▶ _WORK TO COMPLETE_
Copy all records exactly, excluding images.

Entries from a dataset of interfaces

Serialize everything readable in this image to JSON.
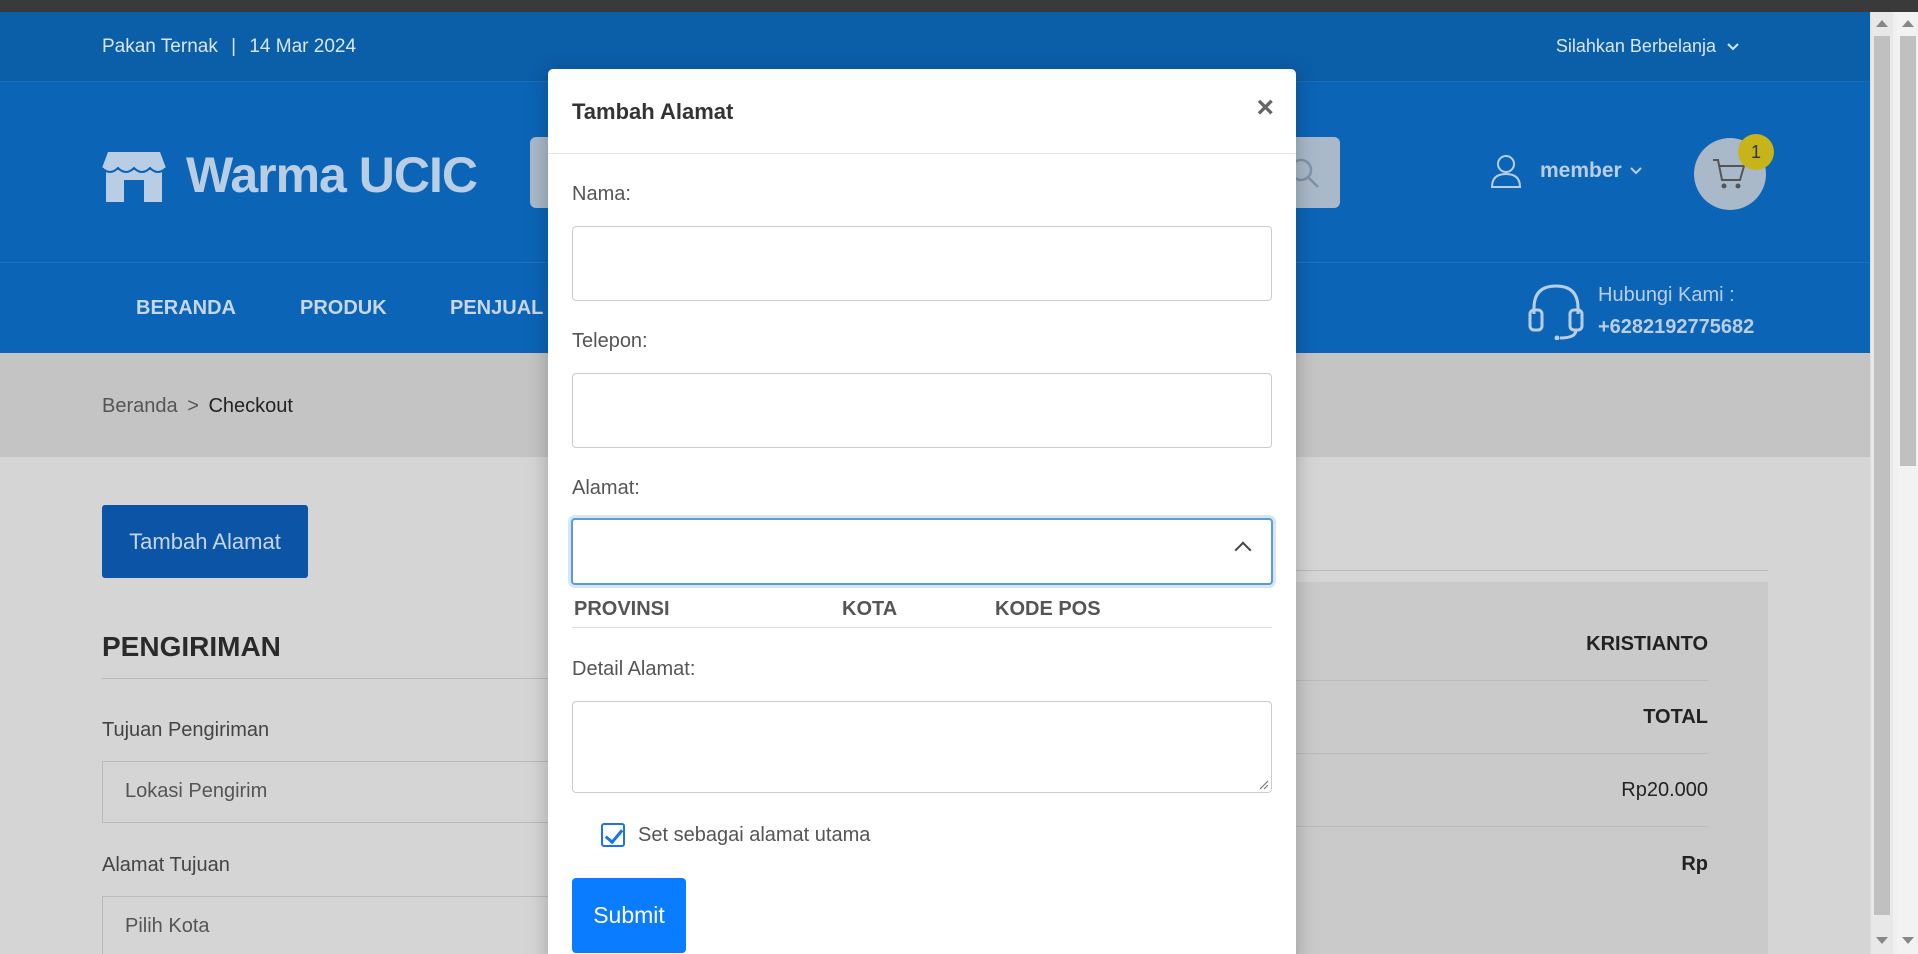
{
  "topbar": {
    "site": "Pakan Ternak",
    "separator": "|",
    "date": "14 Mar 2024",
    "greeting": "Silahkan Berbelanja"
  },
  "header": {
    "logo_text": "Warma UCIC",
    "user_label": "member",
    "cart_count": "1"
  },
  "nav": {
    "items": [
      {
        "label": "BERANDA"
      },
      {
        "label": "PRODUK"
      },
      {
        "label": "PENJUAL"
      }
    ],
    "contact_title": "Hubungi Kami :",
    "contact_phone": "+6282192775682"
  },
  "breadcrumb": {
    "home": "Beranda",
    "separator": ">",
    "current": "Checkout"
  },
  "content": {
    "tambah_button": "Tambah Alamat",
    "section_title": "PENGIRIMAN",
    "tujuan_label": "Tujuan Pengiriman",
    "tujuan_value": "Lokasi Pengirim",
    "alamat_tujuan_label": "Alamat Tujuan",
    "alamat_tujuan_value": "Pilih Kota"
  },
  "summary": {
    "name": "KRISTIANTO",
    "total_label": "TOTAL",
    "subtotal": "Rp20.000",
    "grand": "Rp"
  },
  "modal": {
    "title": "Tambah Alamat",
    "close": "×",
    "nama_label": "Nama:",
    "telepon_label": "Telepon:",
    "alamat_label": "Alamat:",
    "dropdown_headers": [
      "PROVINSI",
      "KOTA",
      "KODE POS"
    ],
    "detail_label": "Detail Alamat:",
    "checkbox_label": "Set sebagai alamat utama",
    "checkbox_checked": true,
    "submit_label": "Submit"
  },
  "colors": {
    "header_blue": "#0b64b6",
    "primary_button": "#0a7cff",
    "cart_badge": "#c7b419"
  }
}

▶ _ANSWER BOX_
Serialize everything readable in this image to JSON.
{
  "topbar": {
    "site": "Pakan Ternak",
    "separator": "|",
    "date": "14 Mar 2024",
    "greeting": "Silahkan Berbelanja"
  },
  "header": {
    "logo_text": "Warma UCIC",
    "user_label": "member",
    "cart_count": "1"
  },
  "nav": {
    "items": [
      {
        "label": "BERANDA"
      },
      {
        "label": "PRODUK"
      },
      {
        "label": "PENJUAL"
      }
    ],
    "contact_title": "Hubungi Kami :",
    "contact_phone": "+6282192775682"
  },
  "breadcrumb": {
    "home": "Beranda",
    "separator": ">",
    "current": "Checkout"
  },
  "content": {
    "tambah_button": "Tambah Alamat",
    "section_title": "PENGIRIMAN",
    "tujuan_label": "Tujuan Pengiriman",
    "tujuan_value": "Lokasi Pengirim",
    "alamat_tujuan_label": "Alamat Tujuan",
    "alamat_tujuan_value": "Pilih Kota"
  },
  "summary": {
    "name": "KRISTIANTO",
    "total_label": "TOTAL",
    "subtotal": "Rp20.000",
    "grand": "Rp"
  },
  "modal": {
    "title": "Tambah Alamat",
    "close": "×",
    "nama_label": "Nama:",
    "telepon_label": "Telepon:",
    "alamat_label": "Alamat:",
    "dropdown_headers": [
      "PROVINSI",
      "KOTA",
      "KODE POS"
    ],
    "detail_label": "Detail Alamat:",
    "checkbox_label": "Set sebagai alamat utama",
    "checkbox_checked": true,
    "submit_label": "Submit"
  },
  "colors": {
    "header_blue": "#0b64b6",
    "primary_button": "#0a7cff",
    "cart_badge": "#c7b419"
  }
}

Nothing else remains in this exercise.